245 and Classical Archaeology, Heritage Management and Tourism. He was also an adjunct lecturer for the same courses at Dilla University While providing a valuable educational service to his students at HU, Dr. Abiyot actively participated in various committees, specifically: Curriculum Design, Purchasing, Social Science Research Forum and Curriculum Modularization. In addition, he was th e coordinator of the Educational Field Trip for two years in the Department of Anthropology. While on the educational field trips organized for different groups to the southern, southwestern and northern part of the country, he witnessed the vulnerability of cultural heritage to both natural and human agents. Most of the archaeological sites in these parts of the country are exposed to erosion and weathering. Moreover, the sites are also affected by rapid expansion of settlement, farming and development pro jects. Nevertheless, protecting these and other aspects of Ethiopian cultural heritage is seen as a drag on economic progress and a frivolous pursuit during tough economic times. This is evident when one sees that major construction projects such as dam s, road expansion, towns and mining activities are given precedence over Cultural Heritage Management (CHM). These development activities absorb billions of dollars from both government and international organizations, yet little of this funding is alloc ated toward CHM on these projects. In 2009, Dr. Abiyot undertook collaborative archaeological research on the Tuitti Stele Site with Professor Roger Joussaume. The fieldwork included archaeological excavation, mapping the topography and uprighting fallen steles. Earlier in 2005, as a graduate student, he participated in the Kaffa Archaeological Research Project directed
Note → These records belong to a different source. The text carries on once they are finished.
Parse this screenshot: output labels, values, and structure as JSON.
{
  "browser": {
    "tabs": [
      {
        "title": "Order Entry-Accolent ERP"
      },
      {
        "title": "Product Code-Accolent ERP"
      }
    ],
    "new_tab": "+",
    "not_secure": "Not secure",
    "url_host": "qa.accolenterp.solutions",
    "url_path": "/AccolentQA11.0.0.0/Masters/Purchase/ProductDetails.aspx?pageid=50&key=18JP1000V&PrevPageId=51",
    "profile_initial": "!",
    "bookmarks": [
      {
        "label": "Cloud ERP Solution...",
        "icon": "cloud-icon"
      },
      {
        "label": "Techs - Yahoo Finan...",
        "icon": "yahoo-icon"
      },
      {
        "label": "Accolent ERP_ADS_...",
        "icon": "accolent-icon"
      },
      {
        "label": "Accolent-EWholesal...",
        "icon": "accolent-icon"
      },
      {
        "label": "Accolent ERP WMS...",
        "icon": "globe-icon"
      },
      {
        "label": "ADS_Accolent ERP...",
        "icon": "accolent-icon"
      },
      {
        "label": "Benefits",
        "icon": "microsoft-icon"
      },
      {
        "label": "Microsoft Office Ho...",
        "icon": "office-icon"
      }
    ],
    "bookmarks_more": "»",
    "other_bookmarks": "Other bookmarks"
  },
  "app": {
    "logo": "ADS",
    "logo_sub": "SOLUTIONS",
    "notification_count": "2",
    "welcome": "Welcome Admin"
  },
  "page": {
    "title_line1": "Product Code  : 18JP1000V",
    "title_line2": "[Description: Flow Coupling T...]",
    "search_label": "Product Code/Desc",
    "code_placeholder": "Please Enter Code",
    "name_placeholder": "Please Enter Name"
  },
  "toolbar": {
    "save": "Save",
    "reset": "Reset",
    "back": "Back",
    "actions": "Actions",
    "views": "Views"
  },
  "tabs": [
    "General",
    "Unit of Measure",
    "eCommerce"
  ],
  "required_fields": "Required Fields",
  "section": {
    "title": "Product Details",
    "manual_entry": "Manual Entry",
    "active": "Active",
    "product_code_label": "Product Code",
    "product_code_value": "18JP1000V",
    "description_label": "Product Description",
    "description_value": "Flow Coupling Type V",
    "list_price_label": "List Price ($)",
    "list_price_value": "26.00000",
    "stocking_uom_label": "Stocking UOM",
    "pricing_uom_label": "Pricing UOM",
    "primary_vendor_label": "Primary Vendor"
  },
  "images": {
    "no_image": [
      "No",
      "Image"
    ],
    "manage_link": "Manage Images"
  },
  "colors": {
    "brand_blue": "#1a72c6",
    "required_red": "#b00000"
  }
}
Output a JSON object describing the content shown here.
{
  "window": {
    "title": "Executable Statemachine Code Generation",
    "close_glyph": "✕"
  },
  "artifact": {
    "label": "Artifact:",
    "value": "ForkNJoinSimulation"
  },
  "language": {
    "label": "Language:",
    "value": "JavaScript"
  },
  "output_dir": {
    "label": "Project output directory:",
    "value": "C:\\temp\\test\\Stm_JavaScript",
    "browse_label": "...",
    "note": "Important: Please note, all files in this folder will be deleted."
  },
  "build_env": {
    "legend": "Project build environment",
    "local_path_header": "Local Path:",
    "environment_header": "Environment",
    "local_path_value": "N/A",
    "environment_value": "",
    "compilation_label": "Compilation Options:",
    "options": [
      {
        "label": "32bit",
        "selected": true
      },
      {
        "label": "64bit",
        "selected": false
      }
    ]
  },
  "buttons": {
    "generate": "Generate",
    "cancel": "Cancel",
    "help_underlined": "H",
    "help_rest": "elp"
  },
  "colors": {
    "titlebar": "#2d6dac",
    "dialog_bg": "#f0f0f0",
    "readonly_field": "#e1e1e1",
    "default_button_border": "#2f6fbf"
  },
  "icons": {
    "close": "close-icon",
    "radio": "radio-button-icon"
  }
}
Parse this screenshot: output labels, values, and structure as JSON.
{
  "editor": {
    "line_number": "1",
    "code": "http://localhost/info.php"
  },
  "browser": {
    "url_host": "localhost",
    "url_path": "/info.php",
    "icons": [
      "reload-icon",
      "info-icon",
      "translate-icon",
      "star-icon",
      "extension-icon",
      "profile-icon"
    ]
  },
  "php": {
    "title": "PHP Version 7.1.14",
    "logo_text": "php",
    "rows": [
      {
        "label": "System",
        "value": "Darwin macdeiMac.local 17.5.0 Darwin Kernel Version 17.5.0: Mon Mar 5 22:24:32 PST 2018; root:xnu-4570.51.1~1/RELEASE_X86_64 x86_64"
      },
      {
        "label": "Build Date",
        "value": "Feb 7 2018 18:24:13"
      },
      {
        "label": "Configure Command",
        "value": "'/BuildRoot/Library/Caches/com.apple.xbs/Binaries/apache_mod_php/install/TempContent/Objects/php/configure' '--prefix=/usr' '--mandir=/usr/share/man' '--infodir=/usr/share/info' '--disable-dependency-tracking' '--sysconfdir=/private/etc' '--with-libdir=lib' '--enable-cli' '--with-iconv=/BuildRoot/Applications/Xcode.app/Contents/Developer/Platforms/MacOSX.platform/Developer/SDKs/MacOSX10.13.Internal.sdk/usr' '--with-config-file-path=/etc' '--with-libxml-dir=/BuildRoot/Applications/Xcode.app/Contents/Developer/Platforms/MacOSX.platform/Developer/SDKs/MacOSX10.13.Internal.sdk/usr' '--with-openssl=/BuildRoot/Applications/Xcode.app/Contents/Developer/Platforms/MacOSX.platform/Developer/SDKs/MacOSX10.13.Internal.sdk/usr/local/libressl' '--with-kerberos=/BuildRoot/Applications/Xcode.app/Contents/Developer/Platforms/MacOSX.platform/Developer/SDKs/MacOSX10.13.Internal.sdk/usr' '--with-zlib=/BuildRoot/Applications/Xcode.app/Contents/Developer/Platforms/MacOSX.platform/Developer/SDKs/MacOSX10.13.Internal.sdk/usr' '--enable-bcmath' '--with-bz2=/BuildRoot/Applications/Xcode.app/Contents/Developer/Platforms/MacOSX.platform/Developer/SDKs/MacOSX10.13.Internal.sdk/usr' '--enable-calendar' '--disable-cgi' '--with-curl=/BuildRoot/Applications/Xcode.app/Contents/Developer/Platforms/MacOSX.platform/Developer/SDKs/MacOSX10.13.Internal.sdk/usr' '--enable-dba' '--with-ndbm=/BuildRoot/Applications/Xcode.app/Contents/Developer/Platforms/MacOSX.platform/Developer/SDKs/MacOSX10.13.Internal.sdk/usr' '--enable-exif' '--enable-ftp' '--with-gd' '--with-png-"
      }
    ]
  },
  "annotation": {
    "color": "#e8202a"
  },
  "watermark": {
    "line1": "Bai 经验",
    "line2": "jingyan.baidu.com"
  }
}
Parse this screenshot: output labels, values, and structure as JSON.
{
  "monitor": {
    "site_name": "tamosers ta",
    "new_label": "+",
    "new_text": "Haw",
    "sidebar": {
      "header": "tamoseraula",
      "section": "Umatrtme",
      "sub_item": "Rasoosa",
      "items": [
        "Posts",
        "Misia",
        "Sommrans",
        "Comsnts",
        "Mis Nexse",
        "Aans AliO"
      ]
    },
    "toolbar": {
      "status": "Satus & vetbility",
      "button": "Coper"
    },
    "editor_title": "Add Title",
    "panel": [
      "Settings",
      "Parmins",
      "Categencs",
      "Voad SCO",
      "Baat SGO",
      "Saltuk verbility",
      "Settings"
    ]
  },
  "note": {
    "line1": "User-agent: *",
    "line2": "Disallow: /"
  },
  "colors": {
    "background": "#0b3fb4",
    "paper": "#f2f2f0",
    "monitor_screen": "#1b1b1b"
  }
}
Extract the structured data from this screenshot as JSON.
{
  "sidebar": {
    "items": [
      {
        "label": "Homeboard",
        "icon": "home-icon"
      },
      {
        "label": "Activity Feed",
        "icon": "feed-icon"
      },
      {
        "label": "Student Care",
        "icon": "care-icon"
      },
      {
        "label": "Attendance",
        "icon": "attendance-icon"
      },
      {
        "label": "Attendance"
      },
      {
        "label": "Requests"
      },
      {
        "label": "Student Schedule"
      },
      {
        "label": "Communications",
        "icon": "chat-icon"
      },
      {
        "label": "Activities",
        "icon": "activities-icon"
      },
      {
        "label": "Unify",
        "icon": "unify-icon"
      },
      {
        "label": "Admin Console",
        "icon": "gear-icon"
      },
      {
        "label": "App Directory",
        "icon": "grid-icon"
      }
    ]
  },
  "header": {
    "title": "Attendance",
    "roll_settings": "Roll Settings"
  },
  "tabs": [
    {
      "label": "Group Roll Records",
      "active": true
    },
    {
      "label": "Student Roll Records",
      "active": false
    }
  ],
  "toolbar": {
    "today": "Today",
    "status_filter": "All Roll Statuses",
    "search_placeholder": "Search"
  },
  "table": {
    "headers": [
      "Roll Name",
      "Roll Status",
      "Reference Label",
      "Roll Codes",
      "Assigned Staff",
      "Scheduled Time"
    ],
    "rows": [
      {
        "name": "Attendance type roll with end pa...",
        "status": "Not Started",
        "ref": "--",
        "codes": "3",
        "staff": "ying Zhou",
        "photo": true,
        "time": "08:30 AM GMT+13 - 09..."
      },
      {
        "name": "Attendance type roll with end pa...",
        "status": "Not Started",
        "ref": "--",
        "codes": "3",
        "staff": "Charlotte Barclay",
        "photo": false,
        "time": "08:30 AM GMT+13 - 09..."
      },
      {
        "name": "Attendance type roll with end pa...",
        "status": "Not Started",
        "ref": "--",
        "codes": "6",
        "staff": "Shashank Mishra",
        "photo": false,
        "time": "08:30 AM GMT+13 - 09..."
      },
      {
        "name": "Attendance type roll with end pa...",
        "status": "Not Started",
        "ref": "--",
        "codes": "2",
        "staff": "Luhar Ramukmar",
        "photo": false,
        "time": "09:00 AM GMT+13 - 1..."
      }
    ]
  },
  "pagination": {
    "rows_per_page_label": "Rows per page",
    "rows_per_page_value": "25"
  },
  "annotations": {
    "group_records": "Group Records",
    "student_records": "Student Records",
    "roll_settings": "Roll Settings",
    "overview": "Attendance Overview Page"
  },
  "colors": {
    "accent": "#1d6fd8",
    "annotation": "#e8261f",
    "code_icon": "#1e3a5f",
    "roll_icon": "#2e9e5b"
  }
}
246 and codirected by Drs. Hildebrand and Brandt, respectively. He also led anthropology students in archaeological fieldwork. In 2010, Dr. Ab iyot joined the Department of Anthropology at the University of Florida as a doctoral student. He successfully completed the course work and was admitted to Ph.D. candidacy on April 8, 2013. He has received his PhD in Anthropology from University of Florid a in 2016. \